    When I decided to start directing commercials in New York, I shared my strategy with a producer at a well-known ad agency. I was going to be the first woman to direct at a production company.  I decided to focus on what I felt would be a good point of entry: i.e. commercials for shelf goods.

    There was a plethora of those spots being produced every year and as a script supervisior at the production company that shot over half of them, I knew the genre, the producers and the creative teams. He agreed and then offered some advice that still resonates today:

    “Just remember,  you can’t get into Compton (Advertising) with a Compton reel. We always want to feel we are going to best ourselves with our next campaign.”

    That advice informed the spots I wrote and directed for my sample reel. They broke the traditional “slice of life” model for shelf goods.

    Ironically, my first directing job turned out to be a very traditional slice of life campaign!

    Who cares?

    My reel said I’d bring something fresh and new to the same old, same old and I guess I did because I got to direct more spots for them after that.

    So, the big little secret in moving forward is not just being good at your current level of work, but also being good at the level on which you want to be..and good in a way that inspires people to risk choosing you. Yes, it’s a risk. Their jobs are on the line so help them help you. Give them something to cheer about because that first person now becomes your champion and has to convince others you will cover them all with glory.

    In terms of representation – reads, demos and marketing that stop people in their tracks are no longer enough.

    You also need marquee credits.

    These are gigs that impress and serve as talking points for those who will be singing your praises.

    The days of being automatically signed are disappearing. A honeymoon or test-drive is now quite common.  Don’t take it personally.  It’s a step in the right direction.

    On a purely personal note, when I see postings, it’s mostly because they’ve been forwarded to me.

    Good grief.

    Enough railing about the business. It is what it is.

    Concentrate on what you can actually do something about.

    Your delivery.

    Too many reads just don’t hit the mark. Make sure what you are turning in will indeed stop people in their tracks.

    Wishing all a Happy, Prosperous and Peace filled 2012!

  2. December 16, 2011

    The Training Effect

    The Good News is, doing what you are doing, keeps you doing what you are doing.

    The Bad News is, doing what you are doing, keeps you doing what you are doing.

    It’s why sports teams have a staff and individual atheletes have people who travel with them to keep them sharp.

    A win is as good as the game in which it was played but afterwards, there’s no slacking off on drills and practice unless there’s travel involved. Why? Because the more finely-tuned one is, the quicker rigor will dissipate if it’s not reinforced and enhanced.

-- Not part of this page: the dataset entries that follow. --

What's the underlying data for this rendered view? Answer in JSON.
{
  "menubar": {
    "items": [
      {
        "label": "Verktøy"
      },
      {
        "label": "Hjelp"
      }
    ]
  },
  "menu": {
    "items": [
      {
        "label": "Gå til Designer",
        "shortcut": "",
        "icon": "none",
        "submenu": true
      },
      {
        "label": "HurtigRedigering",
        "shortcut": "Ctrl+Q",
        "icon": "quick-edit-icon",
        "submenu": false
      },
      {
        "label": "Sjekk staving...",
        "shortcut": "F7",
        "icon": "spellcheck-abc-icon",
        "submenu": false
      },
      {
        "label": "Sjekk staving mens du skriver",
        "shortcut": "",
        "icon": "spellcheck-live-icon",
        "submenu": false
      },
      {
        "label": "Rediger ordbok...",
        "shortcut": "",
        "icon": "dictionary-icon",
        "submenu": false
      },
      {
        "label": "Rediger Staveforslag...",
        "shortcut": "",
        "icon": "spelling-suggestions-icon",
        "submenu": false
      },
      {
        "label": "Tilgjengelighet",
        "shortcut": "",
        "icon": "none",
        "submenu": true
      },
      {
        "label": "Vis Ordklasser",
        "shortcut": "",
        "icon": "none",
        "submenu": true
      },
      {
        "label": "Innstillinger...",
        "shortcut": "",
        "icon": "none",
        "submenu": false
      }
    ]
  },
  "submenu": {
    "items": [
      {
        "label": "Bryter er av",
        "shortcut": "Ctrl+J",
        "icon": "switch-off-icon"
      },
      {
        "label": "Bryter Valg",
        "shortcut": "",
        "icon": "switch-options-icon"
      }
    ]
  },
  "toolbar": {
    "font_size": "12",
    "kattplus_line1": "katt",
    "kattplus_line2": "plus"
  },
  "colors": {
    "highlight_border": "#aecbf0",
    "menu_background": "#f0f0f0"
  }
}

    Whatever they did right will also be analysed by others, as well as where their flanks might be vulnerable.

    Established careers that want to cut through to the next level as well as  those at the top of the game cannot rest on laurels.  Being a pro, in anything, is as competitive as moving up the ranks. The medal jumps that athletes did in the Olympics a few short years ago would not even qualify them for the team today.

    So know that the level of play you are at today might not be enough, especially when trying to get the attention of those who are able to open bigger doors.

    The #1 issue for agents, managers, casting directors and producers is that auditions, especially self-directed ones, are not where they should be but there isn’t time to help get them where they need to go. That,  they feel, is your job.  They give you the shot, it’s up to you to hit the target and to keep hitting it, read after read after read.